DATA RECORDS —
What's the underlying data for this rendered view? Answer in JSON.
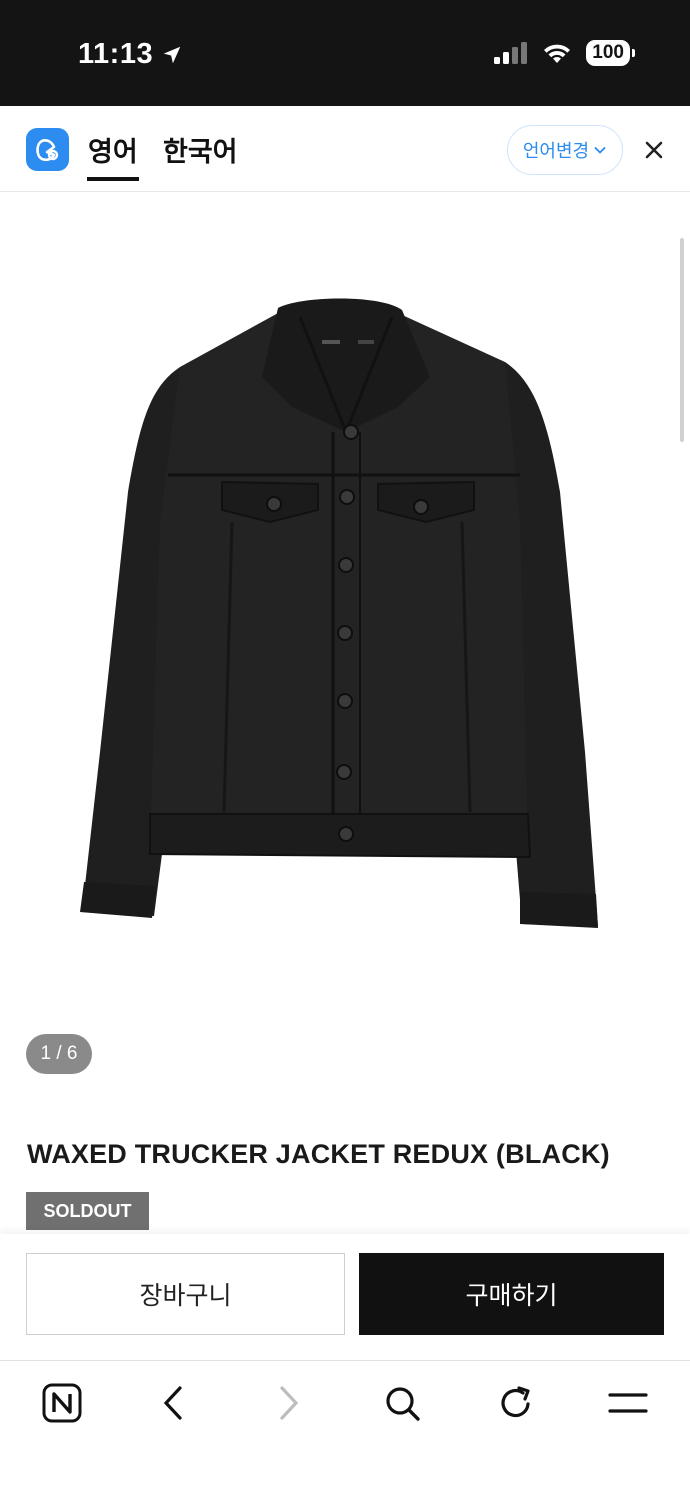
{
  "status_bar": {
    "time": "11:13",
    "battery": "100",
    "icons": [
      "location-arrow-icon",
      "signal-icon",
      "wifi-icon",
      "battery-icon"
    ]
  },
  "translate_bar": {
    "tabs": [
      {
        "label": "영어",
        "active": true
      },
      {
        "label": "한국어",
        "active": false
      }
    ],
    "change_language_label": "언어변경",
    "accent_color": "#2d8cf0"
  },
  "product": {
    "image_counter": "1 / 6",
    "title": "WAXED TRUCKER JACKET REDUX (BLACK)",
    "badge": "SOLDOUT",
    "image_description_icon": "black-denim-jacket"
  },
  "purchase_bar": {
    "cart_label": "장바구니",
    "buy_label": "구매하기"
  },
  "browser_toolbar": {
    "items": [
      "naver-home-icon",
      "back-icon",
      "forward-icon",
      "search-icon",
      "reload-icon",
      "menu-icon"
    ]
  }
}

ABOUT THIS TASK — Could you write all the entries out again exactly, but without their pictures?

TASK RESULT —
What's the underlying data for this rendered view? Answer in JSON.
{
  "status_bar": {
    "time": "11:13",
    "battery": "100",
    "icons": [
      "location-arrow-icon",
      "signal-icon",
      "wifi-icon",
      "battery-icon"
    ]
  },
  "translate_bar": {
    "tabs": [
      {
        "label": "영어",
        "active": true
      },
      {
        "label": "한국어",
        "active": false
      }
    ],
    "change_language_label": "언어변경",
    "accent_color": "#2d8cf0"
  },
  "product": {
    "image_counter": "1 / 6",
    "title": "WAXED TRUCKER JACKET REDUX (BLACK)",
    "badge": "SOLDOUT",
    "image_description_icon": "black-denim-jacket"
  },
  "purchase_bar": {
    "cart_label": "장바구니",
    "buy_label": "구매하기"
  },
  "browser_toolbar": {
    "items": [
      "naver-home-icon",
      "back-icon",
      "forward-icon",
      "search-icon",
      "reload-icon",
      "menu-icon"
    ]
  }
}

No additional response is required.